The prognosis is variable, depending on the extent of cardiac involvement. If the patient continues to drink, the prognosis is particularly grave. In one study, patients who remained abstinent over a
4-year period experienced a 9% mortality rate, whereas of those who continued to drink, 50% died during the same 4 years. Unfortunately, the recovery rate with abstinence is not as great as previously reported; earlier studies probably observed and reported cases of milder cardiac involvement. Only a minority of patients with moderate-to-severe alcoholic cardiomyopathy show clinical improvement with abstinence; after a certain stage of disease, the prognosis most likely continues to be poor, regardless of abstinence or therapy.
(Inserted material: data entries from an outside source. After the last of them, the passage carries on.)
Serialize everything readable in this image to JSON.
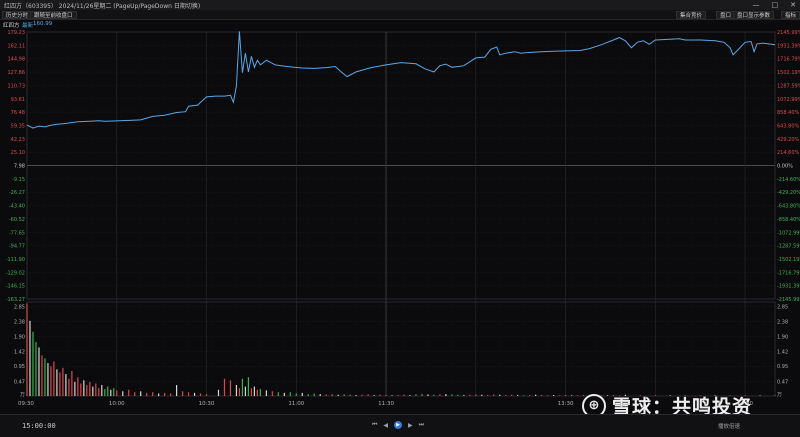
{
  "window": {
    "title": "红四方（603395） 2024/11/26星期二  (PageUp/PageDown 日期切换)",
    "minimize": "—",
    "maximize": "□",
    "close": "✕"
  },
  "toolbar": {
    "history_btn": "历史分时",
    "follow_btn": "跟随至前收盘口",
    "auction_btn": "集合竞价",
    "orderbook_btn": "盘口",
    "orderbook_params_btn": "盘口显示参数",
    "indicator_btn": "指标"
  },
  "info": {
    "stock_name": "红四方",
    "latest_label": "最新",
    "latest_value": "160.99"
  },
  "colors": {
    "up": "#e0484e",
    "down": "#3db24f",
    "line": "#5aa7e8",
    "grid": "#2a2a2e",
    "axis_text": "#b0b0b0"
  },
  "chart_data": [
    {
      "type": "line",
      "name": "price",
      "x_ticks": [
        "09:30",
        "10:00",
        "10:30",
        "11:00",
        "11:30",
        "13:30",
        "14:30"
      ],
      "price_levels": [
        "179.23",
        "162.11",
        "144.98",
        "127.86",
        "110.73",
        "93.61",
        "76.48",
        "59.35",
        "42.23",
        "25.10",
        "7.98",
        "-9.15",
        "-26.27",
        "-43.40",
        "-60.52",
        "-77.65",
        "-94.77",
        "-111.90",
        "-129.02",
        "-146.15",
        "-163.27"
      ],
      "pct_levels": [
        "2145.99%",
        "1931.39%",
        "1716.79%",
        "1502.19%",
        "1287.59%",
        "1072.99%",
        "858.40%",
        "643.80%",
        "429.20%",
        "214.60%",
        "0.00%",
        "-214.60%",
        "-429.20%",
        "-643.80%",
        "-858.40%",
        "-1072.99%",
        "-1287.59%",
        "-1502.19%",
        "-1716.79%",
        "-1931.39%",
        "-2145.99%"
      ],
      "ylim": [
        -163.27,
        179.23
      ],
      "prev_close": 7.98,
      "points": [
        [
          0,
          60.0
        ],
        [
          2,
          56.0
        ],
        [
          4,
          58.5
        ],
        [
          6,
          57.5
        ],
        [
          8,
          59.5
        ],
        [
          10,
          61.0
        ],
        [
          12,
          61.5
        ],
        [
          14,
          62.5
        ],
        [
          17,
          64.0
        ],
        [
          20,
          64.5
        ],
        [
          24,
          65.5
        ],
        [
          26,
          64.8
        ],
        [
          30,
          65.2
        ],
        [
          38,
          66.5
        ],
        [
          42,
          71.0
        ],
        [
          46,
          72.5
        ],
        [
          50,
          76.0
        ],
        [
          53,
          77.0
        ],
        [
          54,
          84.0
        ],
        [
          57,
          85.5
        ],
        [
          60,
          96.0
        ],
        [
          63,
          97.0
        ],
        [
          66,
          97.0
        ],
        [
          68,
          98.0
        ],
        [
          69,
          89.0
        ],
        [
          70,
          110.0
        ],
        [
          71,
          180.0
        ],
        [
          72,
          127.0
        ],
        [
          73,
          152.0
        ],
        [
          74,
          128.0
        ],
        [
          75,
          148.0
        ],
        [
          76,
          134.0
        ],
        [
          77,
          143.0
        ],
        [
          78,
          137.0
        ],
        [
          80,
          143.0
        ],
        [
          83,
          137.0
        ],
        [
          86,
          135.5
        ],
        [
          88,
          134.5
        ],
        [
          92,
          133.0
        ],
        [
          96,
          132.5
        ],
        [
          100,
          133.5
        ],
        [
          103,
          135.0
        ],
        [
          105,
          128.0
        ],
        [
          107,
          122.0
        ],
        [
          110,
          128.0
        ],
        [
          115,
          133.5
        ],
        [
          120,
          137.0
        ],
        [
          125,
          140.0
        ],
        [
          130,
          138.5
        ],
        [
          133,
          132.0
        ],
        [
          136,
          128.0
        ],
        [
          138,
          136.0
        ],
        [
          140,
          138.0
        ],
        [
          142,
          134.0
        ],
        [
          146,
          136.0
        ],
        [
          150,
          146.0
        ],
        [
          153,
          147.0
        ],
        [
          155,
          157.0
        ],
        [
          157,
          160.0
        ],
        [
          158,
          150.0
        ],
        [
          160,
          152.0
        ],
        [
          163,
          154.0
        ],
        [
          165,
          152.0
        ],
        [
          168,
          153.0
        ],
        [
          172,
          154.0
        ],
        [
          176,
          154.5
        ],
        [
          180,
          155.0
        ],
        [
          185,
          155.5
        ],
        [
          188,
          158.0
        ],
        [
          192,
          163.0
        ],
        [
          196,
          169.0
        ],
        [
          198,
          172.0
        ],
        [
          200,
          168.0
        ],
        [
          202,
          159.0
        ],
        [
          204,
          166.0
        ],
        [
          206,
          168.0
        ],
        [
          208,
          163.5
        ],
        [
          210,
          169.0
        ],
        [
          215,
          170.0
        ],
        [
          218,
          170.5
        ],
        [
          220,
          169.0
        ],
        [
          225,
          169.0
        ],
        [
          230,
          168.0
        ],
        [
          233,
          166.0
        ],
        [
          235,
          159.0
        ],
        [
          236,
          150.0
        ],
        [
          238,
          158.0
        ],
        [
          240,
          166.0
        ],
        [
          242,
          167.0
        ],
        [
          243,
          154.0
        ],
        [
          244,
          164.0
        ],
        [
          246,
          165.0
        ],
        [
          250,
          163.0
        ]
      ]
    },
    {
      "type": "bar",
      "name": "volume",
      "unit": "万",
      "y_ticks": [
        "2.85",
        "2.38",
        "1.90",
        "1.42",
        "0.95",
        "0.47"
      ],
      "ylim": [
        0,
        3.0
      ],
      "x": [
        0,
        1,
        2,
        3,
        4,
        5,
        6,
        7,
        8,
        9,
        10,
        11,
        12,
        13,
        14,
        15,
        16,
        17,
        18,
        19,
        20,
        21,
        22,
        23,
        24,
        25,
        26,
        27,
        28,
        29,
        30,
        32,
        34,
        36,
        38,
        40,
        42,
        44,
        46,
        48,
        50,
        52,
        54,
        56,
        58,
        60,
        64,
        66,
        68,
        70,
        71,
        72,
        73,
        74,
        75,
        76,
        77,
        78,
        80,
        82,
        84,
        86,
        88,
        90,
        92,
        94,
        96,
        98,
        100,
        102,
        104,
        106,
        108,
        110,
        112,
        114,
        116,
        118,
        120,
        122,
        124,
        126,
        128,
        130,
        132,
        134,
        136,
        138,
        140,
        142,
        144,
        146,
        148,
        150,
        152,
        154,
        156,
        158,
        160,
        162,
        164,
        166,
        168,
        170,
        172,
        174,
        176,
        178,
        180,
        182,
        184,
        186,
        188,
        190,
        192,
        194,
        196,
        198,
        200,
        205,
        210,
        215,
        220,
        225,
        230,
        235,
        240,
        245,
        250
      ],
      "values": [
        2.95,
        2.4,
        2.05,
        1.72,
        1.55,
        1.3,
        1.2,
        1.05,
        0.95,
        1.1,
        0.85,
        0.75,
        0.9,
        0.7,
        0.55,
        0.8,
        0.45,
        0.6,
        0.4,
        0.5,
        0.35,
        0.45,
        0.3,
        0.4,
        0.25,
        0.35,
        0.22,
        0.3,
        0.2,
        0.25,
        0.18,
        0.15,
        0.2,
        0.12,
        0.15,
        0.1,
        0.12,
        0.08,
        0.1,
        0.08,
        0.35,
        0.15,
        0.12,
        0.1,
        0.08,
        0.06,
        0.2,
        0.55,
        0.5,
        0.35,
        0.25,
        0.55,
        0.3,
        0.6,
        0.25,
        0.3,
        0.2,
        0.22,
        0.18,
        0.15,
        0.12,
        0.1,
        0.12,
        0.08,
        0.1,
        0.06,
        0.08,
        0.06,
        0.05,
        0.06,
        0.04,
        0.05,
        0.04,
        0.03,
        0.04,
        0.05,
        0.03,
        0.04,
        0.03,
        0.02,
        0.03,
        0.04,
        0.03,
        0.05,
        0.06,
        0.05,
        0.04,
        0.05,
        0.06,
        0.05,
        0.04,
        0.03,
        0.04,
        0.05,
        0.04,
        0.03,
        0.05,
        0.04,
        0.03,
        0.04,
        0.03,
        0.02,
        0.03,
        0.04,
        0.03,
        0.02,
        0.03,
        0.02,
        0.03,
        0.02,
        0.02,
        0.03,
        0.02,
        0.03,
        0.02,
        0.02,
        0.03,
        0.02,
        0.04,
        0.02,
        0.02,
        0.02,
        0.02,
        0.02,
        0.02,
        0.02,
        0.02,
        0.02,
        0.02
      ]
    }
  ],
  "bottom": {
    "time": "15:00:00",
    "speed_label": "播放倍速",
    "ctrl_first": "⏮",
    "ctrl_prev": "◀",
    "ctrl_play": "▶",
    "ctrl_next": "▶",
    "ctrl_last": "⏭"
  },
  "watermark": {
    "logo_char": "⊕",
    "text": "雪球：共鸣投资"
  }
}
How common is cocaine use in the United States? Why is it important in cardiac problems?
An estimated 8 million people regularly use cocaine in the United States by inhalation, smoking, or intravenous injection. Recent surveys show that the number of hard-core cocaine users has increased. The mean age of hard-core cocaine users is rising as addicts age. Older or aging cocaine users experience a higher incidence of cardiac abnormalities.
How is cocaine use diagnosed as the cause of a specific cardiac problem?
All patients presenting with coronary artery disease syndrome, cardiac arrhythmias, myocardial dysfunction, myocarditis, or endocarditis should be questioned about use of cocaine and other drugs. The age, gender, and social status of the patient are not determining factors; grandmothers, stockbrokers, and all sorts of people use illicit drugs. Patients should be examined for marks from intravenous use, nasal redness, nasal septum irritation, or other physical signs of use. Urine should be analyzed for metabolites of cocaine if there is a concern, as it remains positive for 1-2 or sometimes several days, whereas plasma half-life is approximately 50-90 minutes.